It was the deadliest attack on law enforcement since 9/11, and it was no spur-of-the-moment outbreak. The ambush of Dallas police officers during a Black Lives Matter protest killed five and wounded six more, making it second in terms of overall casualties to the 72 law-enforcement officers killed in the al-Qaeda attacks almost fifteen years ago. It ties for the seventh most deadly attack on police in US history.
It also qualifies as an act of domestic terrorism, at least. Former FBI executive assistant director Shawn Henry told NBC’s Today show this morning that the setup of the snipers was clearly well-planned, and almost certainly involved communication between them for maximum efficiency:
Henry tried to emphasize the peaceful nature of the protest prior to the shootings, but NBC News Analyst Clint Van Zandt isn’t buying it. “Many police … feel like they’ve got targets on their backs,” Van Zandt tells Savannah Guthrie and Willie Geist, “when they hear phrases in these marches like ‘We want dead cops’ and ‘fry ’em like bacon’.” Those protests aren’t peaceful; they’re just not explicitly violent, and there is a difference.
Dallas Mayor Mike Rawlings also tells Today that the shooting suspects are not cooperating. Rawlings says their motive was simple, though — “they wanted to kill police officers”:
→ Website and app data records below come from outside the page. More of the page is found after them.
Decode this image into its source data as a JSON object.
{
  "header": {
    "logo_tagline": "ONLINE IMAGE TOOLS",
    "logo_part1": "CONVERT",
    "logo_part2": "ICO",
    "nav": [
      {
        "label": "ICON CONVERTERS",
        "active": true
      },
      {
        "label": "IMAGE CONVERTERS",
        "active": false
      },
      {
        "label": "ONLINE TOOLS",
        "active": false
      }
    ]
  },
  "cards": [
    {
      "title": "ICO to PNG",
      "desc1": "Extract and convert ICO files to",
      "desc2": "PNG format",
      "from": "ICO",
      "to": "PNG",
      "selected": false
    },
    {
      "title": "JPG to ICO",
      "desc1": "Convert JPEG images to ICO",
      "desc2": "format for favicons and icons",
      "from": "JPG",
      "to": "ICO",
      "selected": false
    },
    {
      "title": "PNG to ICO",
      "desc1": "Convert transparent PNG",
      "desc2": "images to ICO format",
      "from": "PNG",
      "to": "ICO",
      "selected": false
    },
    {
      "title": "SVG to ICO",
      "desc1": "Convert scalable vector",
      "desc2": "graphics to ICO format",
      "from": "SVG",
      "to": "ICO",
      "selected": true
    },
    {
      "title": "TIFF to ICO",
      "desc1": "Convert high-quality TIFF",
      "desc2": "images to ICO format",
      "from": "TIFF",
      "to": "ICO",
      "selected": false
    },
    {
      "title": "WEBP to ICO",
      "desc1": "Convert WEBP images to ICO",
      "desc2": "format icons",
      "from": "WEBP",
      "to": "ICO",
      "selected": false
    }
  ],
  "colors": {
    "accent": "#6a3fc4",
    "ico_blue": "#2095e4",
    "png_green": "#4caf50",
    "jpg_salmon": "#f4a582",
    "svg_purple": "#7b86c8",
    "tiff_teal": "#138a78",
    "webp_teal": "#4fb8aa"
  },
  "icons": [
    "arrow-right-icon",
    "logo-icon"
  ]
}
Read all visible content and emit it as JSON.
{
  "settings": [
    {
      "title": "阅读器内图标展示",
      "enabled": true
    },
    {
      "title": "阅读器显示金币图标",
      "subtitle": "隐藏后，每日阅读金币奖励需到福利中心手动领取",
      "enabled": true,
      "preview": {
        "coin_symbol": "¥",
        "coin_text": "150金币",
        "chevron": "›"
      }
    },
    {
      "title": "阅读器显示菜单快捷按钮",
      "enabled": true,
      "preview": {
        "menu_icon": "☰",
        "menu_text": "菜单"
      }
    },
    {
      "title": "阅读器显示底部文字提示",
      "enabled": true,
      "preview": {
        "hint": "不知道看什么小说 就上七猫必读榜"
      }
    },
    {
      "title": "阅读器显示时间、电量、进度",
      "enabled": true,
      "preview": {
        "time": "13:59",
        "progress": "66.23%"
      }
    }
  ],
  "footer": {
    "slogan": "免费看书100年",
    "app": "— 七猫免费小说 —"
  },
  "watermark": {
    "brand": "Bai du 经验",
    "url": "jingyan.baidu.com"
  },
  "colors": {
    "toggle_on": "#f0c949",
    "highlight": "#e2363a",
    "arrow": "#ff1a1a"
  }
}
Rawlings made sure to focus on the victims of the shooting. Brent Thompson, who got killed last night, is described as “a great officer” who “served admirably” as a transit officer. Thompson got married two weeks ago:
One of the five police officers killed by snipers in Dallas was a “great” man who “served admirably” during his seven years on the force and was recently married, his chief said early Friday.
Brent Thompson was the first person killed in the line of duty in the 27-year history of the Dallas Area Rapid Transit authority.
The 43-year-old was one of five killed by at least two gunmen who carried out an ambush-style attack in the city’s downtown area. It happened during a protest over two police shootings of two black men in Minnesota and Louisiana this week.
“Brent was a great officer,” DART Chief James Spiller told MSNBC early Friday. “He has served admirably during his time here at DART.”
The chief also said on TODAY that Thompson was on patrol duty when he was killed. He was married in the last two weeks.
Brent Thompson’s life mattered.